* [Material provided]
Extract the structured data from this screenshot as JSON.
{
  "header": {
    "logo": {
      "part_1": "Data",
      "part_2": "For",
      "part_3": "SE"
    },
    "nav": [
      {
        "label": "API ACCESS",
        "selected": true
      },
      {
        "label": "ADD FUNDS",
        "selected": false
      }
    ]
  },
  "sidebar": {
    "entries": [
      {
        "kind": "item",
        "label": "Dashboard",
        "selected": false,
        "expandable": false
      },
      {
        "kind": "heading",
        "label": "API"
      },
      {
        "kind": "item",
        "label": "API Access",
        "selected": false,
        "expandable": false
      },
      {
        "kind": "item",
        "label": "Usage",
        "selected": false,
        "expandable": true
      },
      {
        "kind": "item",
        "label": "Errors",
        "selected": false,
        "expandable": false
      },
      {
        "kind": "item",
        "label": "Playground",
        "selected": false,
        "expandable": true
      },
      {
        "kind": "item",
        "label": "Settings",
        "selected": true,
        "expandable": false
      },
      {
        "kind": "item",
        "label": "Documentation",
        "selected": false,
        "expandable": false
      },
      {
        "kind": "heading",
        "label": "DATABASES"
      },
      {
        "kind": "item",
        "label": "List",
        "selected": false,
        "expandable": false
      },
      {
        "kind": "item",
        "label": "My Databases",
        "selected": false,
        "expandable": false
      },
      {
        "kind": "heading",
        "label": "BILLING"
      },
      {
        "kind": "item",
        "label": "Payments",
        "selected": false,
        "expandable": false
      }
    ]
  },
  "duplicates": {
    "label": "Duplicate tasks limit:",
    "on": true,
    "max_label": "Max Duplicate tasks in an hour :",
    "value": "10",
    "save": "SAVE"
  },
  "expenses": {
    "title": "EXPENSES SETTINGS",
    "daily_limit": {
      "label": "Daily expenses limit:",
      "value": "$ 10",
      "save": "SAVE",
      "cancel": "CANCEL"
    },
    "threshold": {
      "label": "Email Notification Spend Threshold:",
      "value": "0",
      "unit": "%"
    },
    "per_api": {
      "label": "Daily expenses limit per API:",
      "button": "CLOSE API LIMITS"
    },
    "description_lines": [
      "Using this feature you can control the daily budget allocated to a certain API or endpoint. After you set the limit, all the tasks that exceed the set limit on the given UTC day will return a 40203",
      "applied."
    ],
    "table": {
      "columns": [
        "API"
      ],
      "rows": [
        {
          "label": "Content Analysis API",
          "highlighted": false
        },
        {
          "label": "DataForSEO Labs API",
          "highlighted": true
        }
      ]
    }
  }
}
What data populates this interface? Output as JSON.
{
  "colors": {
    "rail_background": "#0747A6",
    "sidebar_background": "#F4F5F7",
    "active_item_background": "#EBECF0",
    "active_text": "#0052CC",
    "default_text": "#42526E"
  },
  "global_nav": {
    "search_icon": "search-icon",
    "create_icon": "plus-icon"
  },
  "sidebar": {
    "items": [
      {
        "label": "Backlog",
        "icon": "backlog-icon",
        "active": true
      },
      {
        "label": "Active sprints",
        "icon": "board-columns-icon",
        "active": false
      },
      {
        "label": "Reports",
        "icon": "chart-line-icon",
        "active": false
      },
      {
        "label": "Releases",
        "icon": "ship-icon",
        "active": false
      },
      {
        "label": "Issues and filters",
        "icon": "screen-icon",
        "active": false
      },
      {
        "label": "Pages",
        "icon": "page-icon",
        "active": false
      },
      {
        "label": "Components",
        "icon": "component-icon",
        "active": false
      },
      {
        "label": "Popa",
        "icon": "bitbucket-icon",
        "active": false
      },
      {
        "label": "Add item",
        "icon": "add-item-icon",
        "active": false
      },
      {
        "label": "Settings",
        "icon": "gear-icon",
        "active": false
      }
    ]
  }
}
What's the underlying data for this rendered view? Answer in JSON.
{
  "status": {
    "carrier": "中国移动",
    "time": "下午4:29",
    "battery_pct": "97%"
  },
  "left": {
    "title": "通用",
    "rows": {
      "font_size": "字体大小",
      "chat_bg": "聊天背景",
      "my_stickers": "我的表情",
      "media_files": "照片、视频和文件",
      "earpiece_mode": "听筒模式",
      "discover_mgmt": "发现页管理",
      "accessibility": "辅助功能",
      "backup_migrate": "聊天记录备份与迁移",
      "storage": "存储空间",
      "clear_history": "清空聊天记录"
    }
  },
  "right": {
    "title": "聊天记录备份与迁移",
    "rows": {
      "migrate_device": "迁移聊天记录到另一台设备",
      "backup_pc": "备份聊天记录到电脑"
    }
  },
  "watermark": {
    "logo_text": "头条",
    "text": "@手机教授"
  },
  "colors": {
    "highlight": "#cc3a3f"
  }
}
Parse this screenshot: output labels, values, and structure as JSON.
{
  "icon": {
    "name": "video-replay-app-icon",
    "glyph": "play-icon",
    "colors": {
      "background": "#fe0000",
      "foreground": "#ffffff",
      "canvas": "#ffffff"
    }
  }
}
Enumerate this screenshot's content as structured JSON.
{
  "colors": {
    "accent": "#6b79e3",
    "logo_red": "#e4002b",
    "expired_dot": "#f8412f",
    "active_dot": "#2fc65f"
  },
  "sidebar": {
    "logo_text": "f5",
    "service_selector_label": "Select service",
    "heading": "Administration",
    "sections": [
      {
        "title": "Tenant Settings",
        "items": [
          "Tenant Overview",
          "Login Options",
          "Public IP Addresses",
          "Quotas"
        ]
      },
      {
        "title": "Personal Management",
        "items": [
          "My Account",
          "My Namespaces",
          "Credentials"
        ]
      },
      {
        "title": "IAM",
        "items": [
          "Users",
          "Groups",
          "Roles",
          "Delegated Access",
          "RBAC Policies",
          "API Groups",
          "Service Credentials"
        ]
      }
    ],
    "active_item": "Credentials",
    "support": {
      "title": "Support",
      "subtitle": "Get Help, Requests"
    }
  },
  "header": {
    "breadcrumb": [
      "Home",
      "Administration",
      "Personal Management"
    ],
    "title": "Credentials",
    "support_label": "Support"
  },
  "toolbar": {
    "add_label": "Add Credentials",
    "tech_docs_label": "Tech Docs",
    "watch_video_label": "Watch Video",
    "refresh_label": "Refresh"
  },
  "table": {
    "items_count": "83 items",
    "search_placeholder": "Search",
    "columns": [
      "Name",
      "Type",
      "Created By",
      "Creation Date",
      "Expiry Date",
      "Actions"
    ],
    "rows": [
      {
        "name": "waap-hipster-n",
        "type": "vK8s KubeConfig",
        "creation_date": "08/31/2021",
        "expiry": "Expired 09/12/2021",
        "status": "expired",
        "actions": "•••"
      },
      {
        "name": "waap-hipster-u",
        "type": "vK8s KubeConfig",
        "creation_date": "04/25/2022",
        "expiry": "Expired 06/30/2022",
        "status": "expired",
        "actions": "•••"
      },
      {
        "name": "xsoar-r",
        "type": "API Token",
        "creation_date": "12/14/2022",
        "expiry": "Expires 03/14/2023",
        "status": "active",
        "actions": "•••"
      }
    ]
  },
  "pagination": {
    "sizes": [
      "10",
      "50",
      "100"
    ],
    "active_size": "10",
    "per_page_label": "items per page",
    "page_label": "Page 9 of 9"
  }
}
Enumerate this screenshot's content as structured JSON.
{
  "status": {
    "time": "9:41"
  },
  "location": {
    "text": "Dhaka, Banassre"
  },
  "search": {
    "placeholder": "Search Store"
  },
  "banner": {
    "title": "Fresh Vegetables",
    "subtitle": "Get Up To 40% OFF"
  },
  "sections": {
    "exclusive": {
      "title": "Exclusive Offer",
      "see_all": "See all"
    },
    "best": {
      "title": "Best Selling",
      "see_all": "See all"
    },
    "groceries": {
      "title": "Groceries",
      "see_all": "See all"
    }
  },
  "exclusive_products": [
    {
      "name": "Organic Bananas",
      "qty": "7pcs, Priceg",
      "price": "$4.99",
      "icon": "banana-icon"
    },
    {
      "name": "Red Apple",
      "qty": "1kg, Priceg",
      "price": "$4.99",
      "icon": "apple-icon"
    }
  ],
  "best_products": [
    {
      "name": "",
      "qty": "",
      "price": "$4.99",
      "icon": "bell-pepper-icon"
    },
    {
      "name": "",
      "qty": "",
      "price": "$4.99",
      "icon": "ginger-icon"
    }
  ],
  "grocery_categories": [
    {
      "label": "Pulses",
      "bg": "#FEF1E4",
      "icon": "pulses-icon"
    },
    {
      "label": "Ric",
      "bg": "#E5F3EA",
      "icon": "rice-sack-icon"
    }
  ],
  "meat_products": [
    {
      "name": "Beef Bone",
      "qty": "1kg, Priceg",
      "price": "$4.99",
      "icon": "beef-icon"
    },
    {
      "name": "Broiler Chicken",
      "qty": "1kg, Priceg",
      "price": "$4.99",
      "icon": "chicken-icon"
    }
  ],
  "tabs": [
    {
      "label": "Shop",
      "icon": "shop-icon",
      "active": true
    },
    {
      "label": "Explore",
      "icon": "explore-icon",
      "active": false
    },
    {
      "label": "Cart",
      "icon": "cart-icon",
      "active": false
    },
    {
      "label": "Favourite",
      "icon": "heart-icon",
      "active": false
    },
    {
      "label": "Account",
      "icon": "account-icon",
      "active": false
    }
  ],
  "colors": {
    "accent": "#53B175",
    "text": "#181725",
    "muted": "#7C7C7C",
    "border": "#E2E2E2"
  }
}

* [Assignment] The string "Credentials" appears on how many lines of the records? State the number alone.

* [Answer area] 5